He also noted with concerns allegations of excessive use of force against protesters by Palestinian security forces in Bethlehem on Friday, and welcomed the decision by the Palestinian Authority to set up an investigative committee into the conduct of police during this demonstration.
Police said young protesters barricaded themselves inside the Al-Aqsa Mosque despite an order permitting only men over the age of 50 from entering the compound for prayers.
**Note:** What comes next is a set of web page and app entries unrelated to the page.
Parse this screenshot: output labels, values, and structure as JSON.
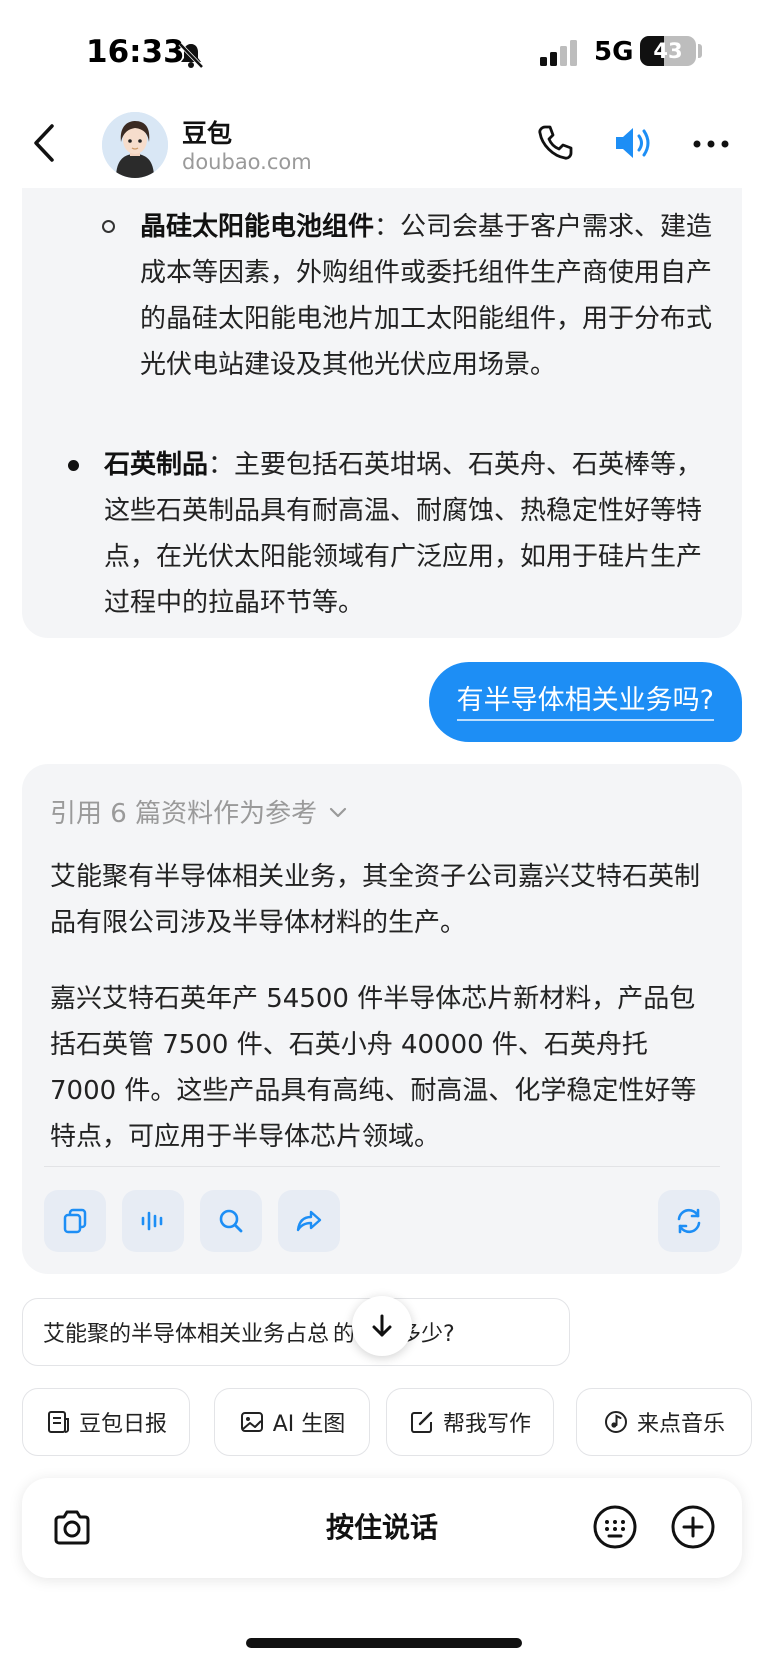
{
  "status_bar": {
    "time": "16:33",
    "network": "5G",
    "battery": "43",
    "battery_level": 0.43
  },
  "header": {
    "bot_name": "豆包",
    "bot_domain": "doubao.com"
  },
  "previous_message": {
    "sub_item": {
      "title": "晶硅太阳能电池组件",
      "text": "：公司会基于客户需求、建造成本等因素，外购组件或委托组件生产商使用自产的晶硅太阳能电池片加工太阳能组件，用于分布式光伏电站建设及其他光伏应用场景。"
    },
    "main_item": {
      "title": "石英制品",
      "text": "：主要包括石英坩埚、石英舟、石英棒等，这些石英制品具有耐高温、耐腐蚀、热稳定性好等特点，在光伏太阳能领域有广泛应用，如用于硅片生产过程中的拉晶环节等。"
    }
  },
  "user_message": {
    "text": "有半导体相关业务吗?"
  },
  "answer": {
    "reference_label": "引用 6 篇资料作为参考",
    "paragraph1": "艾能聚有半导体相关业务，其全资子公司嘉兴艾特石英制品有限公司涉及半导体材料的生产。",
    "paragraph2": "嘉兴艾特石英年产 54500 件半导体芯片新材料，产品包括石英管 7500 件、石英小舟 40000 件、石英舟托 7000 件。这些产品具有高纯、耐高温、化学稳定性好等特点，可应用于半导体芯片领域。",
    "actions": [
      "copy-icon",
      "voice-wave-icon",
      "search-icon",
      "share-icon",
      "regenerate-icon"
    ]
  },
  "suggestion": {
    "left": "艾能聚的半导体相关业务占总",
    "right": "的比例多少?"
  },
  "quick_actions": [
    {
      "icon": "daily-report-icon",
      "label": "豆包日报"
    },
    {
      "icon": "image-icon",
      "label": "AI 生图"
    },
    {
      "icon": "edit-icon",
      "label": "帮我写作"
    },
    {
      "icon": "music-icon",
      "label": "来点音乐"
    }
  ],
  "input_bar": {
    "hold_to_talk": "按住说话"
  },
  "colors": {
    "accent": "#1d8ef5",
    "bubble_bg": "#f4f5f7",
    "muted": "#9a9a9a"
  }
}
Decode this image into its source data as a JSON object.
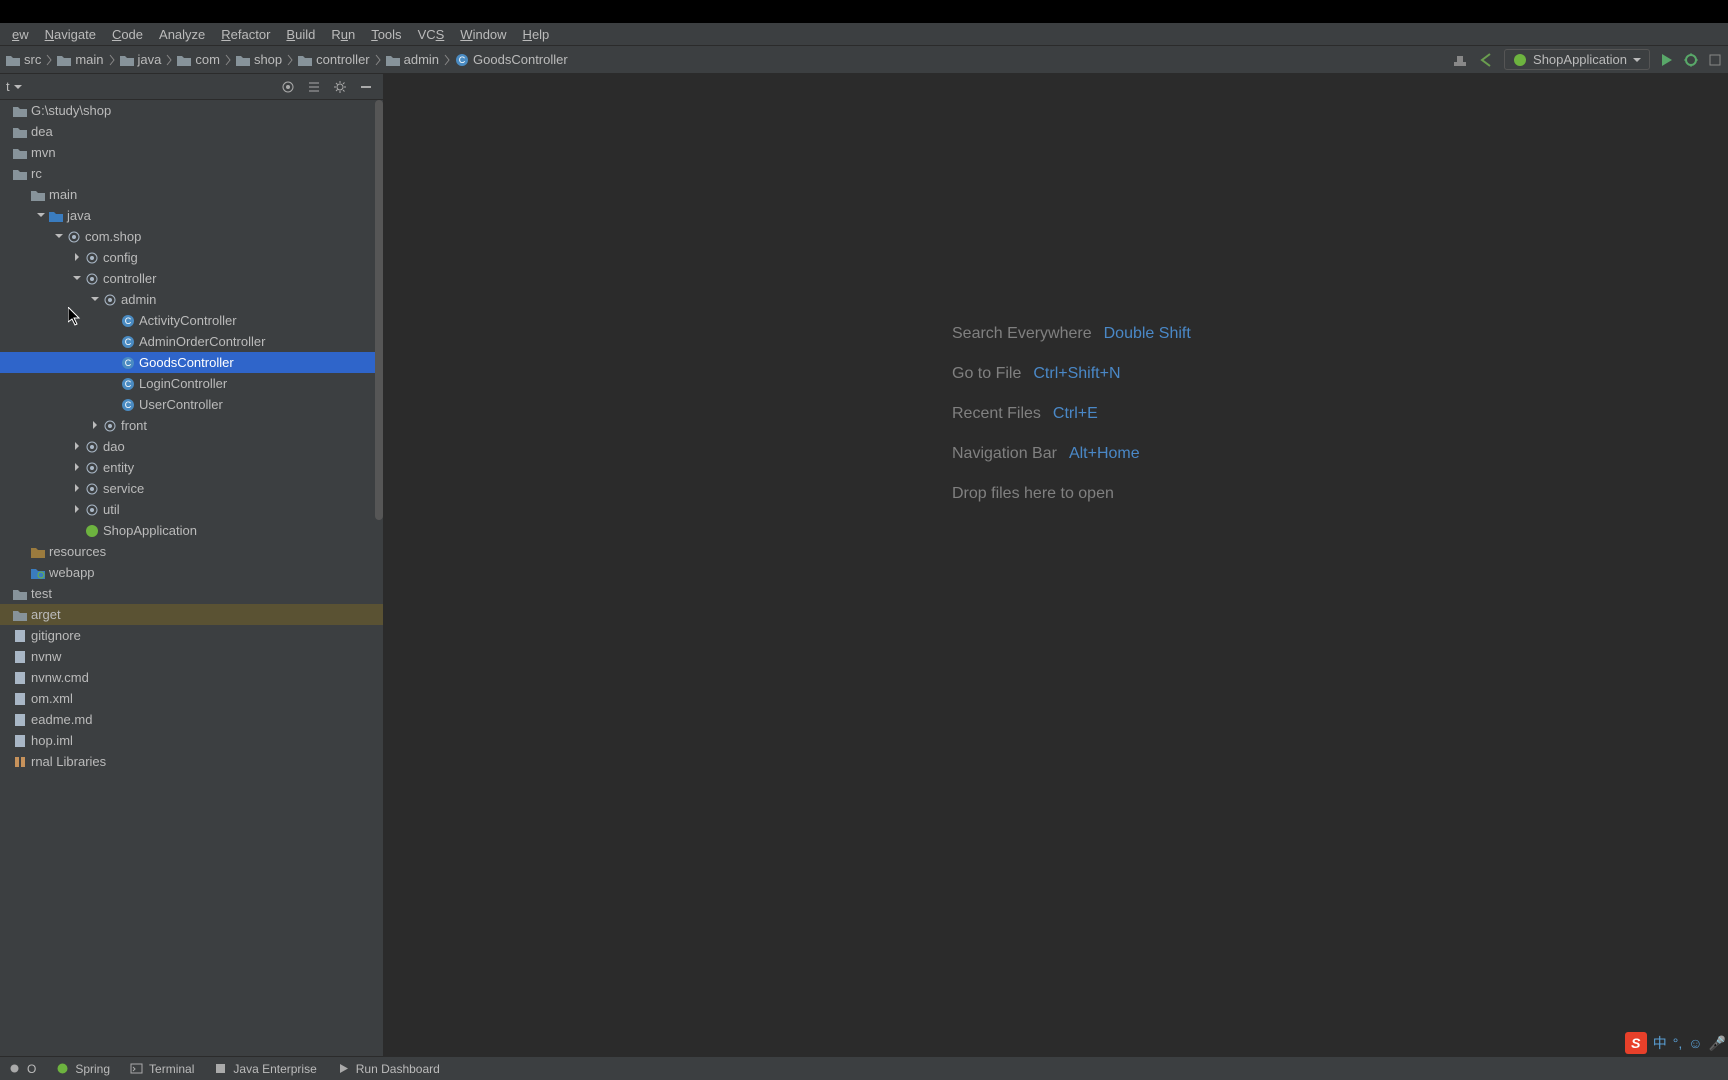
{
  "menu": [
    "ew",
    "Navigate",
    "Code",
    "Analyze",
    "Refactor",
    "Build",
    "Run",
    "Tools",
    "VCS",
    "Window",
    "Help"
  ],
  "menuUnderline": [
    0,
    0,
    0,
    -1,
    0,
    0,
    1,
    0,
    2,
    0,
    0
  ],
  "breadcrumbs": [
    {
      "label": "src",
      "icon": "folder"
    },
    {
      "label": "main",
      "icon": "folder"
    },
    {
      "label": "java",
      "icon": "folder"
    },
    {
      "label": "com",
      "icon": "folder"
    },
    {
      "label": "shop",
      "icon": "folder"
    },
    {
      "label": "controller",
      "icon": "folder"
    },
    {
      "label": "admin",
      "icon": "folder"
    },
    {
      "label": "GoodsController",
      "icon": "class"
    }
  ],
  "runConfig": "ShopApplication",
  "projectTitle": "t",
  "tree": [
    {
      "indent": 0,
      "arrow": "",
      "icon": "folder",
      "label": "G:\\study\\shop"
    },
    {
      "indent": 0,
      "arrow": "",
      "icon": "folder",
      "label": "dea"
    },
    {
      "indent": 0,
      "arrow": "",
      "icon": "folder",
      "label": "mvn"
    },
    {
      "indent": 0,
      "arrow": "",
      "icon": "folder",
      "label": "rc"
    },
    {
      "indent": 1,
      "arrow": "",
      "icon": "folder",
      "label": "main"
    },
    {
      "indent": 2,
      "arrow": "down",
      "icon": "folder-src",
      "label": "java"
    },
    {
      "indent": 3,
      "arrow": "down",
      "icon": "package",
      "label": "com.shop"
    },
    {
      "indent": 4,
      "arrow": "right",
      "icon": "package",
      "label": "config"
    },
    {
      "indent": 4,
      "arrow": "down",
      "icon": "package",
      "label": "controller"
    },
    {
      "indent": 5,
      "arrow": "down",
      "icon": "package",
      "label": "admin"
    },
    {
      "indent": 6,
      "arrow": "",
      "icon": "class",
      "label": "ActivityController"
    },
    {
      "indent": 6,
      "arrow": "",
      "icon": "class",
      "label": "AdminOrderController"
    },
    {
      "indent": 6,
      "arrow": "",
      "icon": "class",
      "label": "GoodsController",
      "sel": true
    },
    {
      "indent": 6,
      "arrow": "",
      "icon": "class",
      "label": "LoginController"
    },
    {
      "indent": 6,
      "arrow": "",
      "icon": "class",
      "label": "UserController"
    },
    {
      "indent": 5,
      "arrow": "right",
      "icon": "package",
      "label": "front"
    },
    {
      "indent": 4,
      "arrow": "right",
      "icon": "package",
      "label": "dao"
    },
    {
      "indent": 4,
      "arrow": "right",
      "icon": "package",
      "label": "entity"
    },
    {
      "indent": 4,
      "arrow": "right",
      "icon": "package",
      "label": "service"
    },
    {
      "indent": 4,
      "arrow": "right",
      "icon": "package",
      "label": "util"
    },
    {
      "indent": 4,
      "arrow": "",
      "icon": "spring",
      "label": "ShopApplication"
    },
    {
      "indent": 1,
      "arrow": "",
      "icon": "folder-res",
      "label": "resources"
    },
    {
      "indent": 1,
      "arrow": "",
      "icon": "folder-web",
      "label": "webapp"
    },
    {
      "indent": 0,
      "arrow": "",
      "icon": "folder",
      "label": "test"
    },
    {
      "indent": 0,
      "arrow": "",
      "icon": "folder",
      "label": "arget",
      "hl": true
    },
    {
      "indent": 0,
      "arrow": "",
      "icon": "file",
      "label": "gitignore"
    },
    {
      "indent": 0,
      "arrow": "",
      "icon": "file",
      "label": "nvnw"
    },
    {
      "indent": 0,
      "arrow": "",
      "icon": "file",
      "label": "nvnw.cmd"
    },
    {
      "indent": 0,
      "arrow": "",
      "icon": "file",
      "label": "om.xml"
    },
    {
      "indent": 0,
      "arrow": "",
      "icon": "file",
      "label": "eadme.md"
    },
    {
      "indent": 0,
      "arrow": "",
      "icon": "file",
      "label": "hop.iml"
    },
    {
      "indent": 0,
      "arrow": "",
      "icon": "lib",
      "label": "rnal Libraries"
    }
  ],
  "hints": [
    {
      "label": "Search Everywhere",
      "shortcut": "Double Shift"
    },
    {
      "label": "Go to File",
      "shortcut": "Ctrl+Shift+N"
    },
    {
      "label": "Recent Files",
      "shortcut": "Ctrl+E"
    },
    {
      "label": "Navigation Bar",
      "shortcut": "Alt+Home"
    },
    {
      "label": "Drop files here to open",
      "shortcut": ""
    }
  ],
  "bottomTabs": [
    {
      "icon": "todo",
      "label": "O"
    },
    {
      "icon": "spring",
      "label": "Spring"
    },
    {
      "icon": "terminal",
      "label": "Terminal"
    },
    {
      "icon": "javaee",
      "label": "Java Enterprise"
    },
    {
      "icon": "run",
      "label": "Run Dashboard"
    }
  ],
  "tray": {
    "ime": "中",
    "punct": "°,",
    "emoji": "☺",
    "mic": "🎤"
  }
}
He said that Israeli forces “are firing live ammunition at protesters” in a few parts of Hebron.
Regular visits by non-Muslims permitted between 7:30 am and 11:00 am were then allowed to go ahead, according to police.
Netanyahu lobbied fiercely against the deal before it was adopted and sharply criticised it in the weeks afterward, but has recently eased off amid criticism at home about damage to Israel’s relations with the United States, its most important ally.
The al-Aqsa Mosque is Islam’s third holiest site after Masjid al-Haram in Mecca and Masjid al-Nabawi in Medina, Saudi Arabia.
The Palestinian leader’s address comes against a background of further clashes between Israeli forces and Palestinians at a disputed holy site.
Efforts by Israeli police to allow Jewish activists to tour the courtyards of the mosque have stirred strong reactions from Palestinians who fear Israel may change the rules for visiting the compound.
They also barricaded the mosque’s doors with wood and other debris as they have done during previous protests.
Jews celebrate Sukkot, or the Fest of Tabernacles, to commemorate their journey through the Sinai wilderness to the holy land after their Exodus from Egyptian slavery.
The hilltop compound, revered by Jews as the Temple Mount and by Muslims as the Noble Sanctuary, was largely quiet Tuesday.
A few extremist Jewish groups openly advocate for the destruction of the iconic Al-Aqsa Mosque so that a Jewish temple might be built in its place.
Police were deployed to the compound, known to Jews as the Temple Mount, after clashes a day earlier.
The recent wave of violence has seen Israeli settlers and soldiers attacking Palestinian worshipers following the deployment of Israeli troops to the area for the Jewish Rosh Hashanah New Year holiday.
Clashes occurred over three consecutive days between rioters and police, provoking global calls for calm at the highly sensitive site.
After Israel conquered east Jerusalem and the West Bank from Jordan in the 1967 Mideast War, Israel and Jordan reached the so-called “status quo” understanding, which have been incorporated into the 1994 peace treaty between the countries.